My name is Jade and I am a hair and makeup artist in the tv and film industry. I started my career in musical theatre in 2009 and gradually worked my way up on different shows to become Head of Department. Unfortunately the pandemic shut the industry down and so I decided to study English language and literature. During the summer break a former colleague and friend of mine was working on a Netflix series and she asked if I would like to do some freelance work with them as a hair and makeup artist. I was lucky enough that job offers continued to come in on different shows after that.
At the start of last year I was offered and accepted the role of Crowd Supervisor on The Great series 3 which has just wrapped in December.
The main differences between theatre and tv/film work as a hair and makeup artist are that in theatre, most of the time, you will be working heavily with wigs. We do use wigs in tv/film too but not as much. This is because the actor or supporting artists own hair will be preferable to use. It’s harder to use an actors own hair in musical theatre because quite often they will have quick costume and hair changes and also because it would be very damaging to the actors hair to style it every day for a full contract which could be a year or longer. Another big difference is the working hours. In theatre we would usually be working until 10:30pm or later sometimes, with a start time of between 10am on a matinee or arriving sometime in the afternoon for just an evening show. In tv and film we would usually start a lot earlier.
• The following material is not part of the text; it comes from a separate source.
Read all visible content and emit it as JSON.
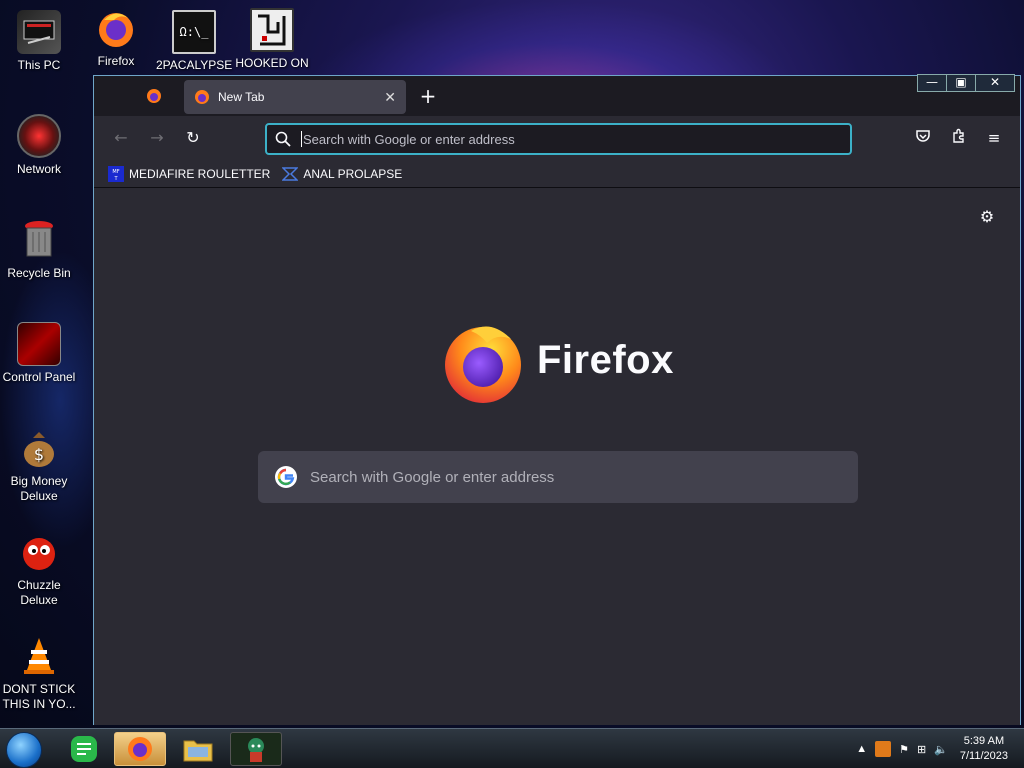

My earliest start time has been 2am and the most regular wrap time is 6pm, although this can vary depending on night shoots etc.
You’ve recently wrapped on the latest season of ‘The Great’. Tell us a little bit about the period and the styles involved for the hair.
The Great is set in 18th Century Russia. The hairstyles were quite often heavily padded and back combed. We used a lot of wigs on this production as this was fashionable in the 18th Century. They were also usually very powdered which we achieved using a combination of dry shampoo and bread flour. Men and women courtiers quite often had small rolls on the sides of the face above the ears. As you move down the classes of society the hair would become less elaborate. We had many scenes with working class and peasants and so their hairstyles would be very simple like tie backs and buns.
Were there any Denman brushes that were particularly good for this period?
We used a range of Denman brushes on this show. Particular favourites were the D90 Tangle Tamer Mini. This is obviously great at brushing through tangles in hair but the size of it meant that it was perfect to keep in my set bag so I could use it on set to comb through women’s ringlets and smooth out any frizz.
The DPC6 Rake comb is ideal for wigs when washing them and combing through.
The D91 backcomber was used regularly to back comb the elaborate male and female courtier hairstyles and wigs.
The BD40 pintail comb is an absolute essential for any work involving setting. We used a lot of hot sticks and the pintail helps to get the ends of the hair in and around the stick so that you don’t get “fish hook” ends.
Which brushes do you always have in your tool kit?
Other favourites of mine are the DHH head hugger range. They are perfect for blow drying to create volume and bend in the hair.
The D82M finisher brush is fab for just that, to finish off styles particularly from the 50’s, 60’s and 70’s as it helps smooth out up do’s and flicky blow dries.
I also regularly use the DC11 detangling comb for men’s textured hair, especially if they require a parting and heavier product.